After Andre Burakovsky fell victim to injury early in the playoffs, the Washington Capitals needed a winger to rise to the occasion to fill his void. Chandler Stephenson has done just that.
After starting the season in Hershey, the 24-year-old received a call-up early in the season after an impressive first few games with the Bears, and he finished the year with six goals and 18 points in a solid rookie campaign, where he not only secured a spot in the lineup but proved to be a versatile player, able to fill in on the top-6 or be a strong bottom-6 forward.
This playoff series, he has been an asset on the second line playing alongside Nicklas Backstrom and T.J. Oshie as he’s heated up and found his game this postseason.
“I’m mean, just having fun right now,” Stephenson said. “It’s a lot of fun to play with Backy and Osh. Just playing with confidence.”
So far through seven playoff games, Stephenson has a goal and four points so far and has been one of the players throughout the lineup that head coach Barry Trotz has seen step up and make a difference.
“You can always rely on your top players, but the more you can get contributions throughout your lineup, the better chance you have for success,” Trotz said. “It’s been huge for us.”
Stephenson Learning from Veterans
As he’s moved up the lineup, Stephenson said that playing with big-name players has made it easier for him to not only adjust and improve his game but to also contribute offensively.

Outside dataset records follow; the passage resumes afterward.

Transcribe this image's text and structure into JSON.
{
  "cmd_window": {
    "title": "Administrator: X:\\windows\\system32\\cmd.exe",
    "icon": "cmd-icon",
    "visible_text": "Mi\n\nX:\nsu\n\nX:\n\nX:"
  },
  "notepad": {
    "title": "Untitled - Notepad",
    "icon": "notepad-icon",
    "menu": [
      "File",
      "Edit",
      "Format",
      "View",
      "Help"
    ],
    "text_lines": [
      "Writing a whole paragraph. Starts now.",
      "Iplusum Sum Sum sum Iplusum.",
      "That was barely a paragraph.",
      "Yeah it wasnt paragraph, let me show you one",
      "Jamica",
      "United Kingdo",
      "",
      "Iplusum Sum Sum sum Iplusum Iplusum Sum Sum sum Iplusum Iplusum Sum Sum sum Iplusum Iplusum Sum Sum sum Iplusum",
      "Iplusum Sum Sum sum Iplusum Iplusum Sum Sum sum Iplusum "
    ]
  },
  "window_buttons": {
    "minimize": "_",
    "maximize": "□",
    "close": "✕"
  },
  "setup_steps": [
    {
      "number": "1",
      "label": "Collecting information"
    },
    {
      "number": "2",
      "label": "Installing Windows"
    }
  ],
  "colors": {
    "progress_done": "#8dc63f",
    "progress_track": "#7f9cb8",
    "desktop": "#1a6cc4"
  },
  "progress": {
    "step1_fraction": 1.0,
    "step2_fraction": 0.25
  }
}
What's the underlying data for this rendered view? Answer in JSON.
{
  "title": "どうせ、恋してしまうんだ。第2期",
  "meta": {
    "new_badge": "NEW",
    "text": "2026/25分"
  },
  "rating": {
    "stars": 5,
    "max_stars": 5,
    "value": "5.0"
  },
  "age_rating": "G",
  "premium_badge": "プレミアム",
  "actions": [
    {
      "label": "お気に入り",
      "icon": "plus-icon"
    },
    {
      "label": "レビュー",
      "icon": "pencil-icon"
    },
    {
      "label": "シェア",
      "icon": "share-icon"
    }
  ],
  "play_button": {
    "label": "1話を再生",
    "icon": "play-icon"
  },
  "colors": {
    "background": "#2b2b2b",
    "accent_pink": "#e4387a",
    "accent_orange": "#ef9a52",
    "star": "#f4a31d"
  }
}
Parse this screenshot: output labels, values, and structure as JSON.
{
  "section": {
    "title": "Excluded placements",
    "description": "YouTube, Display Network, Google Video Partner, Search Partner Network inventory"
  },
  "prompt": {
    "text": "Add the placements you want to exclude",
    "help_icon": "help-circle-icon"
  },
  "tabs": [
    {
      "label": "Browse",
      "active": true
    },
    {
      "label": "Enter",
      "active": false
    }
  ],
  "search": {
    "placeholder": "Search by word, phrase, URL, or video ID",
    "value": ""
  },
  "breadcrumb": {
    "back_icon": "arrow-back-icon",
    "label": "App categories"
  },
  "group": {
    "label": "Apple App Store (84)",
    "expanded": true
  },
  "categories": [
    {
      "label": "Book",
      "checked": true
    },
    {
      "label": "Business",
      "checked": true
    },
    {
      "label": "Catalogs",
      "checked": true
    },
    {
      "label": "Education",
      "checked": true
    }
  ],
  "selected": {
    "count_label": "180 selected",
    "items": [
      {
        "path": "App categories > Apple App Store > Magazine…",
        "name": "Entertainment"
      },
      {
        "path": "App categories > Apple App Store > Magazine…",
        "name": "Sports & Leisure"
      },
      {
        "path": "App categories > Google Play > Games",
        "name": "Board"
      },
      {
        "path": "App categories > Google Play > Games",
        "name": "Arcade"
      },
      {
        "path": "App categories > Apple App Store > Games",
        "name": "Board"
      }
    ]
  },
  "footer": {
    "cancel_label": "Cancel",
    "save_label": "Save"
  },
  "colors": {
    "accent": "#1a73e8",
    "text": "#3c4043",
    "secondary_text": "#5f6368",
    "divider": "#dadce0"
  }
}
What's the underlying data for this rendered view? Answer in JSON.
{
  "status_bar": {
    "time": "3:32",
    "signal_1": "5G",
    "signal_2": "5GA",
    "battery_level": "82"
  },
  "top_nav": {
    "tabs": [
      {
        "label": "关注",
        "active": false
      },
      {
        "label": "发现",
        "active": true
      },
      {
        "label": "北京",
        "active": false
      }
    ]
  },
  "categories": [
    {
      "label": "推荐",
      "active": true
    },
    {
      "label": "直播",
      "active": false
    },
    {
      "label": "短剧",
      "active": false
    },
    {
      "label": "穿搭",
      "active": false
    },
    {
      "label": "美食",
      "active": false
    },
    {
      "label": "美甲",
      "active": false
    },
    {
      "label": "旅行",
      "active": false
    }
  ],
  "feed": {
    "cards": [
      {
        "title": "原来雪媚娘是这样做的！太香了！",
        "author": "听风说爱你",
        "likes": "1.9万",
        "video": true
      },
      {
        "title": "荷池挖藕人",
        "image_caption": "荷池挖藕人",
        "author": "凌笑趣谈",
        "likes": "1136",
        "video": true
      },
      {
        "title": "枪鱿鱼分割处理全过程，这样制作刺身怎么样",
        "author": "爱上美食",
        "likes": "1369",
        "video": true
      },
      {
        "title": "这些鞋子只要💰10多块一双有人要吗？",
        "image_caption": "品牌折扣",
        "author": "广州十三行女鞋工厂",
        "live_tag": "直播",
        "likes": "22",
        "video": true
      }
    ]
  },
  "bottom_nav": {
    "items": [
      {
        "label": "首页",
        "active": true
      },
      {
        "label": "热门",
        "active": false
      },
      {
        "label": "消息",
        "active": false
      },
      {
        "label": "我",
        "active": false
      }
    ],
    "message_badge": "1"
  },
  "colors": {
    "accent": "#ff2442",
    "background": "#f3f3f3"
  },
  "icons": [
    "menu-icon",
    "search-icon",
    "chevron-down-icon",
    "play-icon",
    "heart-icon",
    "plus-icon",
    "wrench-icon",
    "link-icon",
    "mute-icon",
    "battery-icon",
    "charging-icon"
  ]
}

“It’s just the type of players that they are,” Stephenson said. “Their name just kind of says it all. It’s easy to play with those guys, they know where I’m going to be at and get passes on my tape. They’re a force.”
When it comes to learning from the experienced players in the locker room, Stephenson said their advice comes not in the form of words, but through their play and ability on the ice.
“Their actions say it all,” Stephenson said. “They don’t need to really say a whole lot for the young guys to kind of know how important it is to see how they prepare and things like that.”
As young players like Stephenson immersed themselves into the league, forward Jay Beagle said early in the season that as a veteran, he wouldn’t try to act as a teacher.
“It’s not something that I see myself in,” Beagle said. “All these guys are really good players… we got a great group of young guys who are all great players.”
Still, Stephenson said that he got the opportunity to elevate his game and gain a lot of experience over the course of 67 regular season games simply by “being a sponge” and “taking everything in” from the players around him.
Stephenson, Young Players Stepping Up
This season, the Capitals have relied on younger players to fill the void in the lineup, especially after losing key players over the offseason, especially on the forward lines. And, despite the youth throughout their lineup, Trotz has been impressed with their ability to contribute.
“Those guys are a bit part of our team this year,” Trotz said of the younger players. “Our make-up’s a lot different than it has been in the past. We rely on every piece of our team this year.”
Oshie agreed, saying that it has been critical for players like Stephenson to make a difference in filling the voids on Washington’s roster.
“I think a lot of these young guys are stepping into roles and doing a good job at times,” Oshie said. “They’ve done a great job for us.”
In the end, Stephenson said he has learned a lot and has gained a lot of confidence since joining the team early in the season, and when asked about joining the storyline around the Washington-Pittsburgh playoff rivalry, he said he was “excited” to get going.
Sammi Silber covers the Capitals beat for The Hockey Writers and is an NHL contributor with Sporting News. She has also contributed to USA TODAY College, Huffington Post, FanSided and the Nation Network. Silber has written four books and recently worked on graphics for the film, The California Golden Seals Movie.